The Colours Game - each pick a colour and see who can be the first to spot 20 cars of that colour.

(ii) Are you sitting comfortably?

Being inappropriately dressed for a journey can make children feel irritable and unhappy. Children should be dressed comfortably. For a long journey, dress them in layers so they can keep cool or wrap up as needed.

(iii) Block out the rays

Children can easily get sunburnt through open car windows and sunroofs, so make sure their arms and legs are covered with loose clothing. Attach shades to the car windows or apply a high factor sunscreen. A sun hat is also a good idea.

(iv) Snack happy

Take plenty of snacks and drinks on your journey. Make sure the drinks have screw tops rather than cans or cartons, which cause storage problems if left unfinished and toilet problems if consumed all at once.

Try to leave time for plenty of pit stops. This can also help with the dreaded question 'Are we there yet?' Instead of answering 'soon' you can say 'only one (or two) more stop(s) to go' which helps to give children something to gauge the length of the journey by.

You can also make the journey part of the holiday, by stopping at areas of interest. On a long motorway trip this is better than pulling into a service area as it will give children the chance to run around and have some fun every few hours.

(v) Motion sickness

Car sickness occurs when you can't see yourself moving, only feel it. For children who are prone to car sickness try to limit activities where the eyes are focused in the car, such as reading and playing hand-held games. Have books or songs on CD or DVD, so your children can listen while looking out of the window.


(i)Tolls & Fuel

Pay-as-you-go tolls are charged on most motorways in France, Spain and Italy. The Euro is of course the official currency in much of Europe and you can pay by cash (have change ready) or with a credit card.

Tolls on the autobahns are payable in Switzerland and Austria. In Switzerland you buy a sticker at the border that for the year. Euros are not currently in use in Switzerland (but generally accepted). Although these costs may make driving abroad appear more costly than in the UK, the cost of fuel tends to be lower.
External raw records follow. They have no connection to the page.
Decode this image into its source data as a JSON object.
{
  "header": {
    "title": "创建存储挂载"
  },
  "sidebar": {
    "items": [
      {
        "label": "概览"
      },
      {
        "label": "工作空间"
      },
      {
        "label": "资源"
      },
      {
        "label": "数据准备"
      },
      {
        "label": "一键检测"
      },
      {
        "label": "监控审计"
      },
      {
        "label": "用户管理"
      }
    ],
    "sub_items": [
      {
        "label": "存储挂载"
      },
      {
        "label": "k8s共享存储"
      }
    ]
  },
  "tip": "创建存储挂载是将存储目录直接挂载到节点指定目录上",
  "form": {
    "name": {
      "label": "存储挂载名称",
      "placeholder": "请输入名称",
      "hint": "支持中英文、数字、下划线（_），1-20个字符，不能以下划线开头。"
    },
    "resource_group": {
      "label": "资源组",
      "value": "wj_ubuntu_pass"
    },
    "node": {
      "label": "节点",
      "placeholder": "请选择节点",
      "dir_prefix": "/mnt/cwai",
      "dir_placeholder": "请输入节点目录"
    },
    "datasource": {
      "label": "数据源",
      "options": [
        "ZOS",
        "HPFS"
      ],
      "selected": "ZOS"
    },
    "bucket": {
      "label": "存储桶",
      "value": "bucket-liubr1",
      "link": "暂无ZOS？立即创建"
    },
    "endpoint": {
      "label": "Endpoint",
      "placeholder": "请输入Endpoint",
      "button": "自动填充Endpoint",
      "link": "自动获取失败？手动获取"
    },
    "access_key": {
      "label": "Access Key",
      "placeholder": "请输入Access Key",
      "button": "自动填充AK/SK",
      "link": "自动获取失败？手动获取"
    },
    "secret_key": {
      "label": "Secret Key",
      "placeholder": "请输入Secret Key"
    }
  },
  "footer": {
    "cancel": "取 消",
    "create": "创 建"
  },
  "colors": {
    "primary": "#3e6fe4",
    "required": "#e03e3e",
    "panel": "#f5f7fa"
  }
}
(ii) Driving laws

It's important to be aware of the driving laws of the country that you're in, and remember to drive on the right side of the road! Speed limits in France and Italy are 130kph (81mph) on dual carriageways and either 70kph (44mph) or 50kph (31mph) in built up areas. The rest of Europe tends to be 120kph (75mph) on dual carriageways and 50 or 60kph (31 or 38mph) in built up areas. On the spot fine for speeding in France was 2,500 FF (£250), which is now equivalent to approximately 400 Euros.

It is also important to be aware of drink driving limits, which tend to be strictly enforced across Europe. France, Belgium, Germany and the Netherlands have a maximum limit of 0.5mg whereas the UK's limit is 0.8mg.

(iii) Breaking down

It is always advisable to take out European breakdown cover before travelling abroad. If you are unfortunate enough to break down without cover you could be in for a nasty shock at the cost of getting your car recovered to Britain

Without cover there would be a call out charge plus a mileage fee to get your vehicle home. So if you broke down in St Tropez and lived in Manchester it could cost you a small fortune to repatriate your car.


International motor insurance, or a Green Card, is no longer compulsory for driving in Europe but third party insurance is. You should always carry your insurance certificate, vehicle registration document and a current tax disc, and make sure you tell your insurance company the dates of your trip.